3. The trial of all crimes, except in cases of impeachment, shall be by jury; and such trial shall be held in the state where the said crimes shall have been committed; but when not committed within any state, the trial shall be at such a place or places as the Congress may by law have directed.
Sect. III. – 1. Treason against the United States shall consist only in levying war against them, or in adhering to their enemies, giving them aid and comfort. No person shall be convicted of treason, unless on the testimony of two witnesses to the same overt act, or confessions in open court.
2. The Congress shall have power to declare the punishment of treason; but no attainder of treason shall work
corruption of blood, or forfeiture, except during the life of the person attainted.
ARTICLE IV. Sect. I. - Full faith and credit shall be given in each state to the public acts, records, and judicial proceedings of every other state. And the Congress may, by general laws, prescribe the manner in which such acts, records, and proceedings shall be proved, and the effect thereof.

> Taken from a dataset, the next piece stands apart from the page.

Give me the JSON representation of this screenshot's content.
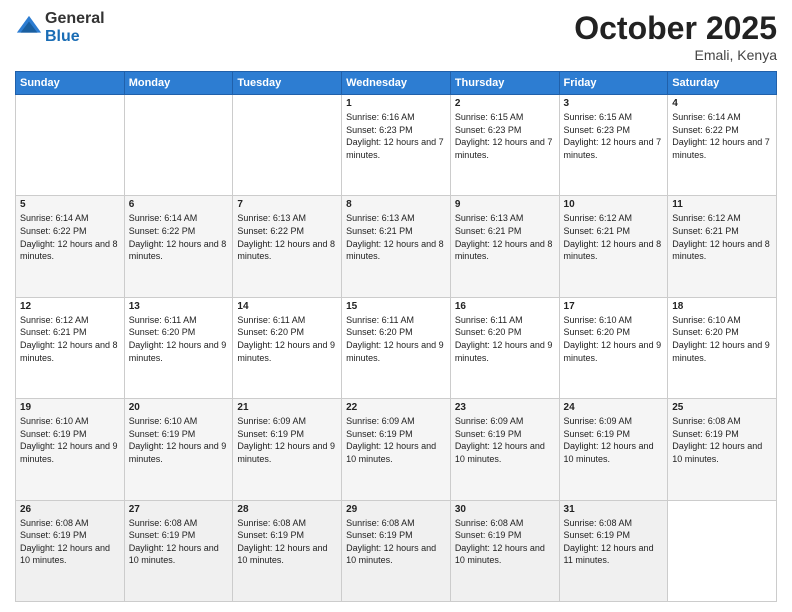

Sect. II. -1. The citizens of each state shall be entitled to all privileges and immunities of citizens in the several states.
2. A person charged in any state with treason, felony, or other crime, who shall flee from justice, and be found in another state, shall, on demand of the executive authority of the state from which he fed, be delivered up to be removed to the state having jurisdiction of the crime.
3. No person held to service or labor in one state, under the laws thereof, escaping into another, shall, in consequence of any law or regulation therein, be discharged from such service or labor, but shall be delivered up on claim of the party to whom such service or labor may be due.
Sect. III. – 1. New states may be admitted by the Congress into this Union; but no new state shall be formed or erected within the jurisdiction of any other state ; nor any state be formed by the junction of two or more states, or parts of states, without the consent of the legislature of the states concerned, as well as of the Congress.
2. The Congress shall have power to dispose of and make all needful rules and regulations respecting the territory or other property belonging to the United States; and nothing in this constitution shall be so construed as to prejudice any claims of the United States, or of any particular state.
Sect. IV. - The United States shall guaranty to every state of this Union a republican form of government, and shall protect each of them against invasion, and, on application of the legislature, or of the executive,